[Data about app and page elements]
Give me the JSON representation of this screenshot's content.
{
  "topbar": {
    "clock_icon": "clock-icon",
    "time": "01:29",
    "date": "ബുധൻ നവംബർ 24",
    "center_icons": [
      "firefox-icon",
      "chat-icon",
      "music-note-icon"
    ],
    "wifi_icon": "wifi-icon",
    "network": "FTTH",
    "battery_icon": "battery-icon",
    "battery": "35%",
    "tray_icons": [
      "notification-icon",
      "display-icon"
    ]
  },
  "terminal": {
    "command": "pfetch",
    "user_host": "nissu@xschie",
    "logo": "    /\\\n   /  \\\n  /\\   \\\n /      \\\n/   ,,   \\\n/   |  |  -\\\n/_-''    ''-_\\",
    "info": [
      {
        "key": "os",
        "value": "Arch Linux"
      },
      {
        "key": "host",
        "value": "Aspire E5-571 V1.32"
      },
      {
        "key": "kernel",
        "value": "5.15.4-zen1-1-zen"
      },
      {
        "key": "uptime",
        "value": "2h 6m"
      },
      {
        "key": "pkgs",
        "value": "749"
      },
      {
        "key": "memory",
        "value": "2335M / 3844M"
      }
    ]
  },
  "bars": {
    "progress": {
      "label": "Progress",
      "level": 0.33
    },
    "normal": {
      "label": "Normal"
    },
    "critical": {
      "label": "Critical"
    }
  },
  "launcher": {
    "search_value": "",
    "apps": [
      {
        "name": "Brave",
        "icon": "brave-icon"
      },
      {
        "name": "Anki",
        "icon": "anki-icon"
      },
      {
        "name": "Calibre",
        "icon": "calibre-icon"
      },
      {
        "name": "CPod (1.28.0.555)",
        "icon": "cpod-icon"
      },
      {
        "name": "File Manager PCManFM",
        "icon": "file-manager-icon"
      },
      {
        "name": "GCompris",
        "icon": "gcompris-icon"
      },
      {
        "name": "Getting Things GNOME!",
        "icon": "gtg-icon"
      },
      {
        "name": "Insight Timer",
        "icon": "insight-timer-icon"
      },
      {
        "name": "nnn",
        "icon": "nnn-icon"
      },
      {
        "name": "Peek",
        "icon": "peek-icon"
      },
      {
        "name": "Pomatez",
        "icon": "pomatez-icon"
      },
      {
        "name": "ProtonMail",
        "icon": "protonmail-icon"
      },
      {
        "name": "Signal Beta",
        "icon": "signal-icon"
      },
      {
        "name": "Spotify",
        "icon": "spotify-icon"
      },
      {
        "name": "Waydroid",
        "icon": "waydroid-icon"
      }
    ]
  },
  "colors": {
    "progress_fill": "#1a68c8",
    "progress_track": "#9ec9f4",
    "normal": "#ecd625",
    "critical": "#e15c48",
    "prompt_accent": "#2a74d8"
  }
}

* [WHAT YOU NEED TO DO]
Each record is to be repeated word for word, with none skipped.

* [RESPONSE FOR THIS EXERCISE]
Give me the JSON representation of this screenshot's content.
{
  "topbar": {
    "clock_icon": "clock-icon",
    "time": "01:29",
    "date": "ബുധൻ നവംബർ 24",
    "center_icons": [
      "firefox-icon",
      "chat-icon",
      "music-note-icon"
    ],
    "wifi_icon": "wifi-icon",
    "network": "FTTH",
    "battery_icon": "battery-icon",
    "battery": "35%",
    "tray_icons": [
      "notification-icon",
      "display-icon"
    ]
  },
  "terminal": {
    "command": "pfetch",
    "user_host": "nissu@xschie",
    "logo": "    /\\\n   /  \\\n  /\\   \\\n /      \\\n/   ,,   \\\n/   |  |  -\\\n/_-''    ''-_\\",
    "info": [
      {
        "key": "os",
        "value": "Arch Linux"
      },
      {
        "key": "host",
        "value": "Aspire E5-571 V1.32"
      },
      {
        "key": "kernel",
        "value": "5.15.4-zen1-1-zen"
      },
      {
        "key": "uptime",
        "value": "2h 6m"
      },
      {
        "key": "pkgs",
        "value": "749"
      },
      {
        "key": "memory",
        "value": "2335M / 3844M"
      }
    ]
  },
  "bars": {
    "progress": {
      "label": "Progress",
      "level": 0.33
    },
    "normal": {
      "label": "Normal"
    },
    "critical": {
      "label": "Critical"
    }
  },
  "launcher": {
    "search_value": "",
    "apps": [
      {
        "name": "Brave",
        "icon": "brave-icon"
      },
      {
        "name": "Anki",
        "icon": "anki-icon"
      },
      {
        "name": "Calibre",
        "icon": "calibre-icon"
      },
      {
        "name": "CPod (1.28.0.555)",
        "icon": "cpod-icon"
      },
      {
        "name": "File Manager PCManFM",
        "icon": "file-manager-icon"
      },
      {
        "name": "GCompris",
        "icon": "gcompris-icon"
      },
      {
        "name": "Getting Things GNOME!",
        "icon": "gtg-icon"
      },
      {
        "name": "Insight Timer",
        "icon": "insight-timer-icon"
      },
      {
        "name": "nnn",
        "icon": "nnn-icon"
      },
      {
        "name": "Peek",
        "icon": "peek-icon"
      },
      {
        "name": "Pomatez",
        "icon": "pomatez-icon"
      },
      {
        "name": "ProtonMail",
        "icon": "protonmail-icon"
      },
      {
        "name": "Signal Beta",
        "icon": "signal-icon"
      },
      {
        "name": "Spotify",
        "icon": "spotify-icon"
      },
      {
        "name": "Waydroid",
        "icon": "waydroid-icon"
      }
    ]
  },
  "colors": {
    "progress_fill": "#1a68c8",
    "progress_track": "#9ec9f4",
    "normal": "#ecd625",
    "critical": "#e15c48",
    "prompt_accent": "#2a74d8"
  }
}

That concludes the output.